Continuous learning, lifelong learning, learning organizations, and constant learning – terms we hear every day about the changing nature of the workplace. We don’t even know what skills to prepare for, but most people agree that we all need to keep on learning if we wish to remain relevant at work, in our professions, or in life. Just watch how new technology is adopted by people of my age. It can be painful.
With technology accelerating change in the marketplace and automation replacing highly skilled workers with robots, the decision to invest in any particular set of skills is far from obvious. Empty platitudes about “upgrading skills” and “investing in our people” will not suffice. We need to start thinking seriously about viable strategies to manage the skills gap. – Digital Tonto
A significant change is needed in how we conduct instruction and support learning at school and at work. All people need to take ownership of their learning. But almost all of our practices and institutions work counter to this. Professors, teachers, and instructors rule, while students and learners do as they are told. Professors may complain when asked, “will this be on the test?”, but they are part of a system that reinforces a culture of dependence. The construct of dependent learning will not help any organization manage the constant skills gap that all organizations will be facing very soon.
Whether it be in public school, higher education, or the workplace, teachers and instructors should be there to help. They should also be far removed from those who design or administer tests. Any tests should be judged as to their validity and reliability, and those who teach should be able to voice any concerns about them. When, or if, people are tested, teachers should be advocates not judges.
By removing the role of assessor, we can do a lot to advance learning. This will not be a panacea, but it could give a new sense of purpose to many teachers and instructors.
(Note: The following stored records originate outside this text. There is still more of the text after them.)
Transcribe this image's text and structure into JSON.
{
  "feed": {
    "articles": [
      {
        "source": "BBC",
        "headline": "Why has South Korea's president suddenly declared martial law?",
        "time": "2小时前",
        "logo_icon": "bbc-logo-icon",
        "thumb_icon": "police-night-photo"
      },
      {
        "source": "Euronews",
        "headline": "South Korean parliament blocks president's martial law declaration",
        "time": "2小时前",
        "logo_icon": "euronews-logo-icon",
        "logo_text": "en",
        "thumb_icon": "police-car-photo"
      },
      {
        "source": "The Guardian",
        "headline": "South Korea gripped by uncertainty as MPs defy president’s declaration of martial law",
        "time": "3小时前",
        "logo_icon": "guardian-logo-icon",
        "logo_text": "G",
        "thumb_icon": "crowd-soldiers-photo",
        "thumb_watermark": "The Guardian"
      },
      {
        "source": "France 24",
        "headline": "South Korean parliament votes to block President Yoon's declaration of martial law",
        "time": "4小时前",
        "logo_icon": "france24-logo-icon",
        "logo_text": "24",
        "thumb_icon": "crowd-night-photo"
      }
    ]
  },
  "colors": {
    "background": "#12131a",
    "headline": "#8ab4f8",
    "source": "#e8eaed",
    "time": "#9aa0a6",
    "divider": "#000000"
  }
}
It does not require a wholesale dismantling of the system but is a pragmatic start while existing hierarchies come to the realization that the world is changing faster than their structures can handle.
In the network era, where work is learning and the learning is the work, anyone who has the privilege of teaching should not be allowed to test. Anyone who designs any tests should be publicly answerable to those who learn and those who teach. This might break the culture of dependence that stems from early school years and is copied by many training and educational bodies.
The fifth lesson I teach is intellectual dependency. Good people wait for a teacher to tell them what to do. It is the most important lesson, that we must wait for other people, better trained than ourselves, to make the meanings of our lives. The expert makes all the important choices; only I can determine what you must study, or rather, only the people who pay me can make those decisions which I enforce. – John Taylor Gatto
Shifting from external to internal assessment reinforces what we already know about social learning.
“Learning would be exceedingly laborious, not to mention hazardous, if people had to rely solely on the effects of their own actions to inform them what to do. Fortunately, most human behavior is learned observationally through modeling: from observing others one forms an idea of how new behaviors are performed, and on later occasions this coded information serves as a guide for action.” – Albert Bandura
Self-ownership of our learning, personal knowledge mastery, taking responsibility for our mistakes, all in a collaborative work environment that helps us learn socially – these are the hallmarks of a real learning organization. Even old dogs can learn new tricks.
The challenge is not the will to change and apart but the pace of change. Research recently conducted across the New Zealand Defence Force has indicated that the assumed skills of youth (our digital natives) are not what we would assume. Those with the digital skill required in the workspace are the more senior who have the greatest need. Texting and navigating social media does not easily transfer to operational summaries that integrate word and excel. The key is not to assume but to explicit teach the skills necessary to effectively employ the tolls available across the digital environment. I would also contend that assessment supported by quality feedback is an essential element of any learning.
I agree that feedback is important, but it has to be appropriate and timely.
While Hugh has a point about the importance of feedback that should not distract from Harold’s original provocation (or rather the interpretation that tickles me): that summative assessment and teaching may not in fact be the natural bedfellows education history has led us to assume.
In situations where assessment is executed by a central/third-party authority (eg most capstone secondary school qualifications), the role and typical behaviour of the teacher is different to situations where the teacher is also judge (and executioner). Having said that, I believe the two situations are still more similar than different because the capital fact of both is the looming assessment itself. “To the student the assessment is the curriculum” (and that makes them dependent learners).
“To the student the assessment is the curriculum” (and that makes them dependent learners).
Well said, Quentin!
It’s interesting to watch anew as my wife, in her fifties, goes back to university. She has the perspective to take it all with a grain of salt.
Thank you but of course that statement was in speech marks for good reason. Unfortunately the author’s name escaped me and Google let me down so now I will just have to apologise publicly for my ignorance. If it is of any consolation: imitation really is, in this case, an entirely sincere form of flattery.